December brings the Society Christmas party and, this year, a talk by Warwick Burton, on the seasonal subject, the story of St. Nicholas. Warwick Burton is well known locally for his knowledge of the railways of Marple, an interest which his father, Monty shared, but now he was to share his knowledge of St. Nicholas, at this special celebration, a ‘bring and share’ buffet, for members.
The 'casual labour' of the committee, turned up at the gates of the Evangelical Church, at 2pm. on a cold afternoon early in December. Their minds were searching for answers to that ‘what did we do last year’ thought. A busy hour ensued. Tables and chairs had to be moved, and arranged, tablecloths cut and spread, serviettes folded, and glasses placed. A car was unloaded, and the load of lemonade and fruit hauled into the hall, the ingredients for the renowned non-alcoholic punch. All done and dusted by the time an hour had passed, the hall was ready, time to party, soon !
The anointed hour has arrived, 7.15pm. The doors are opened, bags are carried into the brightness of the hall from the darkness of the street. Bags filled with bowls, plates, and boxes, of a savoury or sweet course, for all to share. Carried towards the kitchen, where the food sorters took charge and placed them on this table or that, sweet or savoury. Then the party goer’s busied themselves, sliding into chairs, slipping into conversation, sipping the punch. Which table would be first this year? To keep the World/Hall peaceful, Hilary had a note from last year’s party; the same table would certainly not be first again. Only the extremely canny will know which table to sit at next year. No matter, the food was so enjoyed, an hors d'oeuvre for the celebrations to come, as December grows older. After the diners were satisfied with their fill, tables were cleared and then it was time for Warwick Burton to lecture on that very topical subject ‘St Nicholas the Origin of Santa Claus’. And what a treat of an early Christmas present, Warwick gave us, as we settled down.
St. Nicholas was a 4th century Greek Christian Bishop of Myra, in Lycia, now in Turkey. Nicholas was famous for his gifts, in particular in presenting dowries, three bags of gold, to the family of three impoverished daughters, so that they might not be led into dark ways. His feast day is celebrated on the anniversary of his death, December 6. This was traditionally considered a lucky day to make large purchases or to get married. By the Renaissance, St. Nicholas was the most popular saint in Europe. Even after the Protestant Reformation, when the veneration of saints began to be discouraged, St. Nicholas maintained a positive reputation, especially in Holland. During the Middle Ages, often on the evening before his name day of 6 December, children were bestowed gifts in his honour.
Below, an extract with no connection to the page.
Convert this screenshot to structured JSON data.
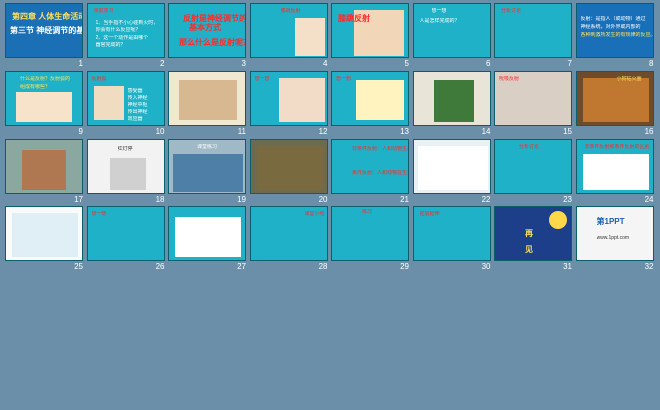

In the Reformation in 16th-17th-century Europe, many Protestants and others changed the gift bringer to the Christ Child or Christkindl, and the date for giving gifts changed from December 6 to Christmas Eve.
The modern figure of Santa Claus has its origin in the Dutch figure of Sinterklass, who in turn may have absorbed elements of the god Odin, who was associated with the Germanic pagan midwinter event of Yule and led the Wild Hunt, a ghostly procession through the sky. Over time, traits of this character and of Father Christmas came together to form the Santa Claus known today.
Father Christmas dates back as far as 16th century in England during the reign of Henry VIII, when he was pictured as a large man in green or scarlet robes lined with fur. He typified the spirit of good cheer at Christmas, bringing peace, joy, good food and wine and revelry. As England no longer kept the feast day of Saint Nicholas on 6 December, the Father Christmas celebration was moved to 25 December to coincide with Christmas Day. The Victorian revival of Christmas included Father Christmas as the emblem of 'good cheer'. His physical appearance was variable, with one famous image being John Leech's illustration (right) of the "Ghost of Christmas Present" in Charles Dickens's festive classic A Christmas Carol (1843), as a great genial man in a green coat lined with fur who takes Scrooge through the bustling streets of London on the current Christmas morning, sprinkling the essence of Christmas onto the happy populace.
Thanks must be given to the members who prepared the hall, brought food, sorted food, made drinks, and cleared up.
But the Society must give a very special thanks to Isabel Morris, who volunteers every year, working in the kitchen, arranging the food as it arrives and then washing up all evening. Isabel is Kirsten Western’s daughter. Kirsten was the treasurer, of the Society for many, many years and together with Peter Bardsley, kept the Society going when membership was low.